Inquest hears of Cambridgeshire woman's decade-long battle with anorexia

A young woman who once aspired to be an Olympic runner died after battling anorexia since her early teens, an inquest heard.

Emma Brown, 27, was found dead in her flat in Cambourne near Cambridge by her mother on August 22 2018.

WATCH: ITV Anglia's Matthew Hudson reports from the inquest.

Her father Simon Brown told a hearing in Huntingdon that she was diagnosed with the eating disorder aged 13 after she was bullied at school and he described her "descent into hell" afterwards.

A post-mortem examination recorded her medical cause of death as lung and heart disease, with anorexia and bulimia nervosa as contributory factors.

Emma's death was one of five fatalities of patients with anorexia being treated by various NHS services in the East of England region between 2012 and 2018.

Sean Horstead, assistant coroner for Cambridgeshire who is overseeing each of the five separate inquests, said he had "made no findings or determinations about any definitive link".

Emma's mother Jay Edmunds-Grezio said that in her teens her daughter would run 15 miles per day to maintain her low weight of around five stone 4lbs (34 kilos).

She said efforts were made to turn this into a positive and boost Emma'sself-esteem.

Emma trained with Bedford Harriers running club under the guidance of Paula Radcliffe's former coach Alex Stanton and won an under-18 British cross-country championships title, her mother said.

"In her mind she was heading for the Olympics but she couldn't control the amount she was running," she said.

"She got a stress fracture in her hip and that resulted in another relapse."

Her father described multiple hospital admissions.

He said that Emma would take money from the family to spend at restaurants in Cambridge and then make herself sick, and that he reported her to the police after the amount stolen reached tens of thousands of pounds.

She spent a period of time homeless, he said.

"This is an illness where the patient feared weight gain, she feared recovery, so fought against the help that was being offered," said Mr Brown.

"Her intellect meant any form of capacity test put her way she passed with flying colours.
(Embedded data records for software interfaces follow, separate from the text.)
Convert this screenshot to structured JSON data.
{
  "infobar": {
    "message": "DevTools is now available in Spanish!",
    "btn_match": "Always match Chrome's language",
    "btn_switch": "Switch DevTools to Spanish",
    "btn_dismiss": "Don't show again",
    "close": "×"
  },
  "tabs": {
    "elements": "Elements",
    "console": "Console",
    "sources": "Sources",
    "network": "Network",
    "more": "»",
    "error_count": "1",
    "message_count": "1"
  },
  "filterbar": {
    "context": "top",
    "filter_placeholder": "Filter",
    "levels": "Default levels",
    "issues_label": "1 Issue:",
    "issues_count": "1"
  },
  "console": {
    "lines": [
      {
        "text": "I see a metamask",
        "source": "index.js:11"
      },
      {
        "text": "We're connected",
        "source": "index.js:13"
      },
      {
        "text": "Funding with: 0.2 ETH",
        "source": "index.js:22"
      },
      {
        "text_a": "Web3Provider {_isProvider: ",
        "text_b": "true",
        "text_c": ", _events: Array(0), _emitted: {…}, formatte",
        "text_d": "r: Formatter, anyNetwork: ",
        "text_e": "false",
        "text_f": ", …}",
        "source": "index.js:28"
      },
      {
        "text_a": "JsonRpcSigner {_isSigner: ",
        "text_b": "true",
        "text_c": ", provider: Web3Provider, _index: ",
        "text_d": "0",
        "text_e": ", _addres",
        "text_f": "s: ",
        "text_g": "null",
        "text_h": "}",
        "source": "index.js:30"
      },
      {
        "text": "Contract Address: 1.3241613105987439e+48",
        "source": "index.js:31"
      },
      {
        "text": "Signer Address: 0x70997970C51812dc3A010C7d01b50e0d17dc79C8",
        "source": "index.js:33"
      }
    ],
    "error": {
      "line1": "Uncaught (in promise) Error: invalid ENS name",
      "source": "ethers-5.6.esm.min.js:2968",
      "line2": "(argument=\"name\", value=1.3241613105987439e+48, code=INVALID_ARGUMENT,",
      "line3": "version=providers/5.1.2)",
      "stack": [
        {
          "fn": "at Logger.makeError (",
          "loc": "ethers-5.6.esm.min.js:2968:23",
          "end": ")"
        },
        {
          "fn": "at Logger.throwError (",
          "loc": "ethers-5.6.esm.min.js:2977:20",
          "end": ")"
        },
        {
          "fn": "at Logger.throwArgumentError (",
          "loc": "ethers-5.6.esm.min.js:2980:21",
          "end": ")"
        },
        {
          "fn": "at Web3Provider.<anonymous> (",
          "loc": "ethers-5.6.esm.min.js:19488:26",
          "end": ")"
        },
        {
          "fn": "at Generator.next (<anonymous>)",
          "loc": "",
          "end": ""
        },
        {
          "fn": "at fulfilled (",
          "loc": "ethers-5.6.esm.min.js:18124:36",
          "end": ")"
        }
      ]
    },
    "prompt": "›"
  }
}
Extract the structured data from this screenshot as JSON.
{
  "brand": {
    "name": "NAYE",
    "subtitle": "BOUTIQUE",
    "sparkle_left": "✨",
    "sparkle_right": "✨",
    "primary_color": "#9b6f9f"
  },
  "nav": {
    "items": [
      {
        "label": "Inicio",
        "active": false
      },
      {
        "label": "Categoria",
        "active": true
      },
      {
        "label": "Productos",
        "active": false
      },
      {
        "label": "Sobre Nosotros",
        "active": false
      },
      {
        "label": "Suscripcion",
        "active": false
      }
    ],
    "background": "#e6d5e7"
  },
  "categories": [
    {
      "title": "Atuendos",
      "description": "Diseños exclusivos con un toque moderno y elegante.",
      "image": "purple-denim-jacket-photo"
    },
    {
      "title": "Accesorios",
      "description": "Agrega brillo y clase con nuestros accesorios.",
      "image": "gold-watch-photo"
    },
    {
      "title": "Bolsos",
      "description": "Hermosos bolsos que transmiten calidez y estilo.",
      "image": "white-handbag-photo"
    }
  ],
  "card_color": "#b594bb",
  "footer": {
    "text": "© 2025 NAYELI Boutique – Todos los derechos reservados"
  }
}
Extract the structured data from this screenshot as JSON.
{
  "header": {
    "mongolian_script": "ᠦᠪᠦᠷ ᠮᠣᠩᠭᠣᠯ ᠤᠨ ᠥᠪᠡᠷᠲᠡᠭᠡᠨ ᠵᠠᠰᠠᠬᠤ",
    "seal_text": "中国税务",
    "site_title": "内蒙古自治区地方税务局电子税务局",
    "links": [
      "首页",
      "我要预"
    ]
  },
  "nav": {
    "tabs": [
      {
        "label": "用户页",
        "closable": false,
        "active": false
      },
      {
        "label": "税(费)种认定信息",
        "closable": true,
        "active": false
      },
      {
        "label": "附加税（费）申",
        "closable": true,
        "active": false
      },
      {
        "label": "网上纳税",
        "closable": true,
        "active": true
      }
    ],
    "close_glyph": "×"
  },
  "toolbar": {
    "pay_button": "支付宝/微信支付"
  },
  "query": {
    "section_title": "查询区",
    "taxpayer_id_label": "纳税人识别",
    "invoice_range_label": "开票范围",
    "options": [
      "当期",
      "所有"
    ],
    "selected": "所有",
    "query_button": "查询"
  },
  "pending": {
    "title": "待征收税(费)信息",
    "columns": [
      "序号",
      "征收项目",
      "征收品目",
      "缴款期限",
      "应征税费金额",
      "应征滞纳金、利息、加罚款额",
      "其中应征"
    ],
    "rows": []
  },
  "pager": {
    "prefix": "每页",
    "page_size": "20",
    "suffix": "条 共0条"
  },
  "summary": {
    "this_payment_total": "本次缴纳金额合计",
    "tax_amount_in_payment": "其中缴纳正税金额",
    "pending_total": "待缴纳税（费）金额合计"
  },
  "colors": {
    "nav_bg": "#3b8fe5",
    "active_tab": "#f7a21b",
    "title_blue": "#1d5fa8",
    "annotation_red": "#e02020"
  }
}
She was able to voluntarily discharge."

He described her as a "force of nature" who had all the indications of becoming an A* student before her anorexia diagnosis.

Mr Brown said Emma turned her "tenacity and ferocity" against those trying to treat her.

"It was almost a masterpiece in manipulating the system to avoid doing the thing it was trying to get her to do," he said.

Her mother said: "She really didn't want to die. She became accepting that that was what was going to happen."

Police who attended Emma's flat found her cupboards were full of confectionery, sugary and processed foods and tomato ketchup.

Coroner Mr Horstead expressed his concern at the "paucity of the investigation" that Cambridgeshire and Peterborough Clinical Commissioning Group had conducted instead of a serious incident report.

He noted that there were no interviews with Ms Brown's parents or "key clinical figures". The inquest heard this had been due to time constraints in compiling the report.

The hearing is listed for eight days.

A separate inquest into the death of 24-year-old Maria Jakes, who died of multiple organ failure in September 2018, concluded last month that insufficient monitoring of her condition may have played a part in her death.

Separate inquests are due to be held for Amanda Bowles, 45, who died in September 2017, 18-year-old Madeline Wallace, who died in March 2018 and Averil Hart, 19, who died in December 2012.